Despite watching as Haas gain many of this season’s plaudits, and points, Monisha Kaltenborn is uncertain as to whether the Haas model would work for Sauber.
Although Haas are the new boys on the block, the American outfit is sixth in the championship having scored points in all but one grand prix.
That is a marked difference to Sauber’s fortunes as the Swiss team has yet to score a single point with their best results two P12s.
As such Kaltenborn was asked whether the Haas model, which involves a chassis from an outside source and several Ferrari parts aside from the engine, would be ‘viable’ for Sauber.
The team boss replied to Formula1.com: “I would not want to comment on any other team without knowing all the details. We on the outside see a bit – and whatever it is they are doing a good job. A very remarkable job.
“At the same time whatever one knows about it from the outside, there are certain ways which we don’t think are the right way. We do believe that it is essential for Formula One that a team turns up as a constructor.
“You could argue about what that exactly is – but I think that some things should be done on one’s own that makes Formula One.”
Pressed as to what makes ‘a constructor a constructor’, she said: “I don’t want to go down into all the details, but what you have to make sure of is that the engineering challenge that Formula One should be is there.
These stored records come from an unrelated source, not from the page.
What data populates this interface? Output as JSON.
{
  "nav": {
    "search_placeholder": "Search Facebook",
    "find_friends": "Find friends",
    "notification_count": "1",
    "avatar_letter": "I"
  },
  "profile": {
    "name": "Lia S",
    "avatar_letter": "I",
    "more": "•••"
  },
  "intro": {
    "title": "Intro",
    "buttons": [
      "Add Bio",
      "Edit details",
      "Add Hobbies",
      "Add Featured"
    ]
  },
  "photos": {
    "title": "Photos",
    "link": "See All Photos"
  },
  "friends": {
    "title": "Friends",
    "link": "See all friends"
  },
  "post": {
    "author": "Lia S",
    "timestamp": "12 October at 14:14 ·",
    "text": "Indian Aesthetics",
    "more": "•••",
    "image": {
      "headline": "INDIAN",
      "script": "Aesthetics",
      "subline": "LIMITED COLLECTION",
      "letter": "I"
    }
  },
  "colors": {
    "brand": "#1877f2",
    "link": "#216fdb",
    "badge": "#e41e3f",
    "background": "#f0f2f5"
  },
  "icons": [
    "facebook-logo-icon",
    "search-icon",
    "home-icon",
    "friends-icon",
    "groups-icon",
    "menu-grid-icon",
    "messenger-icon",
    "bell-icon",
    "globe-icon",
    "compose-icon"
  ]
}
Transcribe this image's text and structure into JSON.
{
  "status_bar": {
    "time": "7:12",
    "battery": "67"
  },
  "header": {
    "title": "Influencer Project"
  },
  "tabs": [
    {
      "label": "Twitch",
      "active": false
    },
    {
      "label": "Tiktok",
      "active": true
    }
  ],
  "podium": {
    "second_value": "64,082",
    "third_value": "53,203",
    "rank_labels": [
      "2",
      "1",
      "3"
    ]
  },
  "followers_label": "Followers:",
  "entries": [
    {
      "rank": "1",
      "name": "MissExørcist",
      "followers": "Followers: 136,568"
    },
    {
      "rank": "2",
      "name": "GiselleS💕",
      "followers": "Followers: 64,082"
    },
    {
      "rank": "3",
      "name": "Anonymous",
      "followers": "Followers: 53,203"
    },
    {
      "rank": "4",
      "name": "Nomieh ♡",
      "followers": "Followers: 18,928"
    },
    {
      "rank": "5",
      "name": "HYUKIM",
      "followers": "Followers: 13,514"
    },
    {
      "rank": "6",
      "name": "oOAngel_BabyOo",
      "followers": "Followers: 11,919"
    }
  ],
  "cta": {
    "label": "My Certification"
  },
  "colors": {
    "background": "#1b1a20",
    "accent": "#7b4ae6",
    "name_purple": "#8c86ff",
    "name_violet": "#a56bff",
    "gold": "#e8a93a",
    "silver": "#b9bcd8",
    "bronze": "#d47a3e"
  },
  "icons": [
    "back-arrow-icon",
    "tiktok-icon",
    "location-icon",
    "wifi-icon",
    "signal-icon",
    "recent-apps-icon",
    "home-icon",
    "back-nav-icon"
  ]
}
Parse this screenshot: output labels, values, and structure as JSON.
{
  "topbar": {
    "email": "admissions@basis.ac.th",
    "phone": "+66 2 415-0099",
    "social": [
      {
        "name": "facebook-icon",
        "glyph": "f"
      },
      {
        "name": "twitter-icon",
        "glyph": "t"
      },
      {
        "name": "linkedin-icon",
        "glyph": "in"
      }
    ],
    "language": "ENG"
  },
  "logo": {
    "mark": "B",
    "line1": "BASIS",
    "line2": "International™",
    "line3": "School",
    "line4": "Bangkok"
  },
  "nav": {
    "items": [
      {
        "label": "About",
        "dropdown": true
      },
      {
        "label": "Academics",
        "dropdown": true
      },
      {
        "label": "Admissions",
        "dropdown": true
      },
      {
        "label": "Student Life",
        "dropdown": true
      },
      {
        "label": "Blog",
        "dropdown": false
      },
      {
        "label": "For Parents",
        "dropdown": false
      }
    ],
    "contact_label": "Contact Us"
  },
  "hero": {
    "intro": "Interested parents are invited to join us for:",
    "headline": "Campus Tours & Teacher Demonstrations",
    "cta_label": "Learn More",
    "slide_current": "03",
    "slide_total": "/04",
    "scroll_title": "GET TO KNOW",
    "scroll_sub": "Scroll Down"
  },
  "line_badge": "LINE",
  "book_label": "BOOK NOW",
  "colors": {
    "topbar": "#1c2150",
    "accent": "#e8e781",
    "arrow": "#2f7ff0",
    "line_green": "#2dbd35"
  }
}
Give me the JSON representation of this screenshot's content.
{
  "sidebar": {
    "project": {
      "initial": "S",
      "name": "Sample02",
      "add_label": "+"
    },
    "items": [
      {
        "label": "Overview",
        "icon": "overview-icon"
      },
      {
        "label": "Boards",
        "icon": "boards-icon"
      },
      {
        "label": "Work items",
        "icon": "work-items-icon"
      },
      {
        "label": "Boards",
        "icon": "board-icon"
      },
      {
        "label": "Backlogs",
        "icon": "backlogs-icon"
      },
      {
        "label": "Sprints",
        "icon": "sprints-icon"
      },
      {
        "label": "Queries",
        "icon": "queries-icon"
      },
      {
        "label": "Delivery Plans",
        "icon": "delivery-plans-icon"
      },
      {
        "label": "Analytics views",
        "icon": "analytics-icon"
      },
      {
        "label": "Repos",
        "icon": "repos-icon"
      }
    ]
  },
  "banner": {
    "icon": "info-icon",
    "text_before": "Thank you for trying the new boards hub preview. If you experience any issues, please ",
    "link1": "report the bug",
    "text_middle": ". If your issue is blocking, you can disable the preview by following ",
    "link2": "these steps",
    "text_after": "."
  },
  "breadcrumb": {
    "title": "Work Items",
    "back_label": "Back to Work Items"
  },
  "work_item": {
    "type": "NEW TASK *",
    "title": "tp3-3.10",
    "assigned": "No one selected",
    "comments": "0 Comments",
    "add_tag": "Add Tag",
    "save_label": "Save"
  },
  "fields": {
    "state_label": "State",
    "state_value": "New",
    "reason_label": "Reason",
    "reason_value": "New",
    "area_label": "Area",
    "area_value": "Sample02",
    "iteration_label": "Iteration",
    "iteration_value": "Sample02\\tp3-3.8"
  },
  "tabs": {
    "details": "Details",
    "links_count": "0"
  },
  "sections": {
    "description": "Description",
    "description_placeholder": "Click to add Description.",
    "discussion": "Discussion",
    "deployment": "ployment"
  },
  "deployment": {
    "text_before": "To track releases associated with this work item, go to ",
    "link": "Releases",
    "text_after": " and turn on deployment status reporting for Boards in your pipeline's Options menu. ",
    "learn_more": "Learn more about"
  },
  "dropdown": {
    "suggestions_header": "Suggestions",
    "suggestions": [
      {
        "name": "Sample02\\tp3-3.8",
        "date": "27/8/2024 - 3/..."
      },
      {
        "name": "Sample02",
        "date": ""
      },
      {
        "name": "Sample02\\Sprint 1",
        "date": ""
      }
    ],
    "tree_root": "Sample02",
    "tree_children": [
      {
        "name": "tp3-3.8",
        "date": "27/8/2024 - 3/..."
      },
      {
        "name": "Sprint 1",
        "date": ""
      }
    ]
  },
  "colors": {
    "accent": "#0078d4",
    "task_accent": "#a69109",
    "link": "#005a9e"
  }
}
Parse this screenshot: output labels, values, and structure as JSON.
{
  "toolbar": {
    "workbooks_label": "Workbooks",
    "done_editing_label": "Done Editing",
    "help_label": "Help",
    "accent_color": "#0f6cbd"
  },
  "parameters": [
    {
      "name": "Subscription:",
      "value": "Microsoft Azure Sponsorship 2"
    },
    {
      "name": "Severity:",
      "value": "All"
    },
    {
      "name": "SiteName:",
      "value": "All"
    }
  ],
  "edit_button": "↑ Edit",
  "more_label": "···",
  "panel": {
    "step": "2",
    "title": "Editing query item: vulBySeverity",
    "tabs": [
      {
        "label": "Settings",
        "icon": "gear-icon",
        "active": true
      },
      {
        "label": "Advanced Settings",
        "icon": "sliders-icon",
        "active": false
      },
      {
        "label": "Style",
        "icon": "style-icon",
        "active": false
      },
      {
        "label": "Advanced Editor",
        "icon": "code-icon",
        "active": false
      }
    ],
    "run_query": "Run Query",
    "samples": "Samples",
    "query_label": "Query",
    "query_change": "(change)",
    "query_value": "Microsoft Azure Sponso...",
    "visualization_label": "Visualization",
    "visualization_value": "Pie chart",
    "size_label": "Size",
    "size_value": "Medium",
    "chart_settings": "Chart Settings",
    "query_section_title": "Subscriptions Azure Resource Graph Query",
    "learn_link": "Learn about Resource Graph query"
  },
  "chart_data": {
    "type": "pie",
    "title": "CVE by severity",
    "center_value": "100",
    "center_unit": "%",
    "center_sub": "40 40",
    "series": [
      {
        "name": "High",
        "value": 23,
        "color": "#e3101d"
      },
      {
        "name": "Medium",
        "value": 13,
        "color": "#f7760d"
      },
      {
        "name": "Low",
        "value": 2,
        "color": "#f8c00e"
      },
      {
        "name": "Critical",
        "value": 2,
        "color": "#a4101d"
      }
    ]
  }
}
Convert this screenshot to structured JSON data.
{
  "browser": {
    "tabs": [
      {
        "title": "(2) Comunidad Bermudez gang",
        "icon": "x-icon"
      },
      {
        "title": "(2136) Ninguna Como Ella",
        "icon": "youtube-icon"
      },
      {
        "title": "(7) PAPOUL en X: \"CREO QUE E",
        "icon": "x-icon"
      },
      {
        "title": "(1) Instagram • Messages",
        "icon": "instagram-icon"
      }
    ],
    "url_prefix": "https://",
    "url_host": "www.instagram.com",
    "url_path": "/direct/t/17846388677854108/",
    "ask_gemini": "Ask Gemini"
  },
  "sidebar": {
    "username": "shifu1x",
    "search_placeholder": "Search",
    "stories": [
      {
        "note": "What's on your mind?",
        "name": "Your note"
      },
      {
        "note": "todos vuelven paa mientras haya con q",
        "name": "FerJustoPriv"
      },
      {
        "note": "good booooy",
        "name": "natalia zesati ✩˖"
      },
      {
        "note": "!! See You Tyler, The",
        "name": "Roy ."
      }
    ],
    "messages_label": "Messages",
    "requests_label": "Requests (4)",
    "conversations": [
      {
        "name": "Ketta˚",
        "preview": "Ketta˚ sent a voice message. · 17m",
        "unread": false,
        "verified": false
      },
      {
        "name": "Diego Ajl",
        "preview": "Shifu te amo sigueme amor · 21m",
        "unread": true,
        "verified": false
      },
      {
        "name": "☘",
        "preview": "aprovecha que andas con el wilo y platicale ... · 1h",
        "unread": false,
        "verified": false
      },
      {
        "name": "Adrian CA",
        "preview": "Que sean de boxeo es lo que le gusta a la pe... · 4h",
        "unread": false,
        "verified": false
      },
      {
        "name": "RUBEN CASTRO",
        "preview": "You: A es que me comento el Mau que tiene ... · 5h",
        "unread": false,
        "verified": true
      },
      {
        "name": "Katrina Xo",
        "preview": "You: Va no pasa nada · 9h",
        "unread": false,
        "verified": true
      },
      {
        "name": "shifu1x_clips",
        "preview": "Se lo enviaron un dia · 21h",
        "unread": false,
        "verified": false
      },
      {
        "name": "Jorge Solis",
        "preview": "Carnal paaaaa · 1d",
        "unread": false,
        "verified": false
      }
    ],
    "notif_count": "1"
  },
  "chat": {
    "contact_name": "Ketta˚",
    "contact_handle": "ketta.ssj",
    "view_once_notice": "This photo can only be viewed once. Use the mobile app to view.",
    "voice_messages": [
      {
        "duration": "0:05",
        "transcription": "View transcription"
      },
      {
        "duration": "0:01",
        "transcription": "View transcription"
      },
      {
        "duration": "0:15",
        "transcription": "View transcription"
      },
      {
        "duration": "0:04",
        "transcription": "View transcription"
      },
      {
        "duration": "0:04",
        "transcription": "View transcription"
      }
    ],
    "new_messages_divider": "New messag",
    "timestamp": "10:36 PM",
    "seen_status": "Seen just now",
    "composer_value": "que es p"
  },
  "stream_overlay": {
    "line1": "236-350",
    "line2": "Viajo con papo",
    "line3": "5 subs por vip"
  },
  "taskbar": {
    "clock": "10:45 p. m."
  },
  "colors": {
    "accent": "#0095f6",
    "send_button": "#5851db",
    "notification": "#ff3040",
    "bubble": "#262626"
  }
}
That is what made the sport not too many years ago very exciting. Look at our own history!
“There must be things where you can show how much smarter you are than the rest – and the constructor definition gave you not only the obligation, but also a certain degree of liberty to grow your own ideas.
“Now most things are already determined – yes, like the power unit. So many things are given already, so the areas where you can have your own innovative approach and the engineering challenge are already less. So in the end there is no easy recipe and no straight line to draw.
“I think we have to bring back that engineering challenge. Looking at the bigger picture, there are many ways to bring the field closer together – and that is what the sport needs. One thing is the financial side – looking at the costs and looking at the income distribution – but you also must not neglect the technical side.
“If you would allow certain things to be done again – or give more freedom in certain areas, under certain given restrictions – then even smaller teams could maybe come up with ideas that are not a question of money but a question of smartness. That is what we have seen in the past.”
As for finances, which are dominating Sauber’s headlines and delaying their on-track improvements, Kaltenborn concedes that “life is not easy” but hopes that a resolution will be found soon.
She said: “As you know as a team principal, I do not discuss financial affairs in public and I will not change that. Yes, life is not easy – that is true – and like any other team we are facing quite severe challenges. But we are working hard on solutions – which is the most important thing – and we hope to resolve the situation soon.
“I cannot give any specific time – but, of course, for us it has to be as quick as possible. Of course that would also help other teams who are also in difficult conditions, as we are not the only one. We need to work in surroundings that are a bit more favourable towards private teams.”